=== Section Start ===

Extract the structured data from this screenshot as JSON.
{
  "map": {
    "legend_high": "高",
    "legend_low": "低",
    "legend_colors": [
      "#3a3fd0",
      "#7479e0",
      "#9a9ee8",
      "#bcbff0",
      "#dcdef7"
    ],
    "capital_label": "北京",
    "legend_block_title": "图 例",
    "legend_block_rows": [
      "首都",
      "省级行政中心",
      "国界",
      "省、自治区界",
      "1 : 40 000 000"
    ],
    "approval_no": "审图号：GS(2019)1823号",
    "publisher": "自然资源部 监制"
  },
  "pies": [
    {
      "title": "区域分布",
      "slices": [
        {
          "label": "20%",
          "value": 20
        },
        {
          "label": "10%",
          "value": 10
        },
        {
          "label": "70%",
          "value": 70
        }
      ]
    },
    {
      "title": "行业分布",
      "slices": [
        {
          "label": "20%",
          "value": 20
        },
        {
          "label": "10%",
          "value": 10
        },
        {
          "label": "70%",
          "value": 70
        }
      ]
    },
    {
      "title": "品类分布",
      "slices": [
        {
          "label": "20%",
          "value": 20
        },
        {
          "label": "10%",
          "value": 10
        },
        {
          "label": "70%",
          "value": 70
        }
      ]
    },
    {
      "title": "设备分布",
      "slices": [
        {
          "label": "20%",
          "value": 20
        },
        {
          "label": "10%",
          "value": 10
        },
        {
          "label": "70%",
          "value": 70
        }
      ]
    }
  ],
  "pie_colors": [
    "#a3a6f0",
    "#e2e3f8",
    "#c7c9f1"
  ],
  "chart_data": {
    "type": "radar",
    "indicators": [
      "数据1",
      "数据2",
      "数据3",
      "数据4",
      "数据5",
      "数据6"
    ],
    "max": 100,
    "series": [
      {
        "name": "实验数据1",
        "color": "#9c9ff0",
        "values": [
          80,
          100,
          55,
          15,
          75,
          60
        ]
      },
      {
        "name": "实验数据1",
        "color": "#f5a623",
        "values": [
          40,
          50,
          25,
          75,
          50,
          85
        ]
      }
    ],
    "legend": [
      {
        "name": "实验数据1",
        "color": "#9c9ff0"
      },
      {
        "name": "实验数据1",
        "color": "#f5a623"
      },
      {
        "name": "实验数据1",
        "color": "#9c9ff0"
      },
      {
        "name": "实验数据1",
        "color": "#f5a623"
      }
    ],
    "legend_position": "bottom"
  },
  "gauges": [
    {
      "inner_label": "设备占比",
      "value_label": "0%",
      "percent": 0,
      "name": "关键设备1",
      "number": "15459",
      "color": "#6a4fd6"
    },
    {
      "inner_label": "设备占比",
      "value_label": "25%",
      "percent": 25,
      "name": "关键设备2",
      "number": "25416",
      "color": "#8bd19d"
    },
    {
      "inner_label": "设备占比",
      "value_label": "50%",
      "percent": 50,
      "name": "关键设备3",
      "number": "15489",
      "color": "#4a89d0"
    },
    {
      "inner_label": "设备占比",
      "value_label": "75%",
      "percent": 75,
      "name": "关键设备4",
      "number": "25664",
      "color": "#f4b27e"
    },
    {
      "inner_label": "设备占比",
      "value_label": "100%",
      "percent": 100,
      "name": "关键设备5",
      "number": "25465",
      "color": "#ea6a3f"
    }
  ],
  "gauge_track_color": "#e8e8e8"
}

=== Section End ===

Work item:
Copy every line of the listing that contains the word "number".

Exercise result:
      "number": "15459",
      "number": "25416",
      "number": "15489",
      "number": "25664",
      "number": "25465",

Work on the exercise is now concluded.